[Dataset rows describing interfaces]
──────────────────────────────

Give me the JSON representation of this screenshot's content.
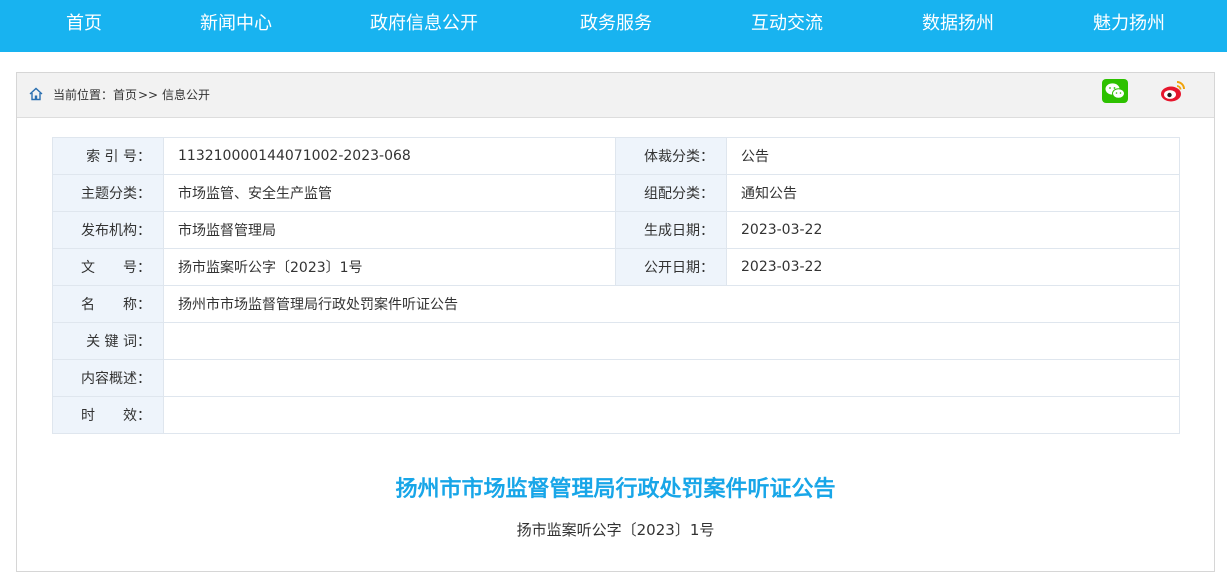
{
  "nav": {
    "items": [
      "首页",
      "新闻中心",
      "政府信息公开",
      "政务服务",
      "互动交流",
      "数据扬州",
      "魅力扬州"
    ]
  },
  "breadcrumb": {
    "prefix": "当前位置：",
    "home": "首页",
    "sep": " >> ",
    "current": "信息公开"
  },
  "share": {
    "wechat_icon": "wechat-icon",
    "weibo_icon": "weibo-icon",
    "wechat_color": "#2dc100",
    "weibo_color": "#e6162d"
  },
  "meta": {
    "index_label": "索 引 号：",
    "index_value": "113210000144071002-2023-068",
    "genre_label": "体裁分类：",
    "genre_value": "公告",
    "topic_label": "主题分类：",
    "topic_value": "市场监管、安全生产监管",
    "org_label": "组配分类：",
    "org_value": "通知公告",
    "publisher_label": "发布机构：",
    "publisher_value": "市场监督管理局",
    "created_label": "生成日期：",
    "created_value": "2023-03-22",
    "docno_label": "文　　号：",
    "docno_value": "扬市监案听公字〔2023〕1号",
    "public_label": "公开日期：",
    "public_value": "2023-03-22",
    "name_label": "名　　称：",
    "name_value": "扬州市市场监督管理局行政处罚案件听证公告",
    "keywords_label": "关 键 词：",
    "keywords_value": "",
    "summary_label": "内容概述：",
    "summary_value": "",
    "validity_label": "时　　效：",
    "validity_value": ""
  },
  "article": {
    "title": "扬州市市场监督管理局行政处罚案件听证公告",
    "doc_number": "扬市监案听公字〔2023〕1号"
  },
  "colors": {
    "nav_bg": "#18b3f0",
    "title": "#18a6e8",
    "label_bg": "#eef4fb"
  }
}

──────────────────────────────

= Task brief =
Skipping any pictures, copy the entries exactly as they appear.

= Response area =
Give me the JSON representation of this screenshot's content.
{
  "nav": {
    "items": [
      "首页",
      "新闻中心",
      "政府信息公开",
      "政务服务",
      "互动交流",
      "数据扬州",
      "魅力扬州"
    ]
  },
  "breadcrumb": {
    "prefix": "当前位置：",
    "home": "首页",
    "sep": " >> ",
    "current": "信息公开"
  },
  "share": {
    "wechat_icon": "wechat-icon",
    "weibo_icon": "weibo-icon",
    "wechat_color": "#2dc100",
    "weibo_color": "#e6162d"
  },
  "meta": {
    "index_label": "索 引 号：",
    "index_value": "113210000144071002-2023-068",
    "genre_label": "体裁分类：",
    "genre_value": "公告",
    "topic_label": "主题分类：",
    "topic_value": "市场监管、安全生产监管",
    "org_label": "组配分类：",
    "org_value": "通知公告",
    "publisher_label": "发布机构：",
    "publisher_value": "市场监督管理局",
    "created_label": "生成日期：",
    "created_value": "2023-03-22",
    "docno_label": "文　　号：",
    "docno_value": "扬市监案听公字〔2023〕1号",
    "public_label": "公开日期：",
    "public_value": "2023-03-22",
    "name_label": "名　　称：",
    "name_value": "扬州市市场监督管理局行政处罚案件听证公告",
    "keywords_label": "关 键 词：",
    "keywords_value": "",
    "summary_label": "内容概述：",
    "summary_value": "",
    "validity_label": "时　　效：",
    "validity_value": ""
  },
  "article": {
    "title": "扬州市市场监督管理局行政处罚案件听证公告",
    "doc_number": "扬市监案听公字〔2023〕1号"
  },
  "colors": {
    "nav_bg": "#18b3f0",
    "title": "#18a6e8",
    "label_bg": "#eef4fb"
  }
}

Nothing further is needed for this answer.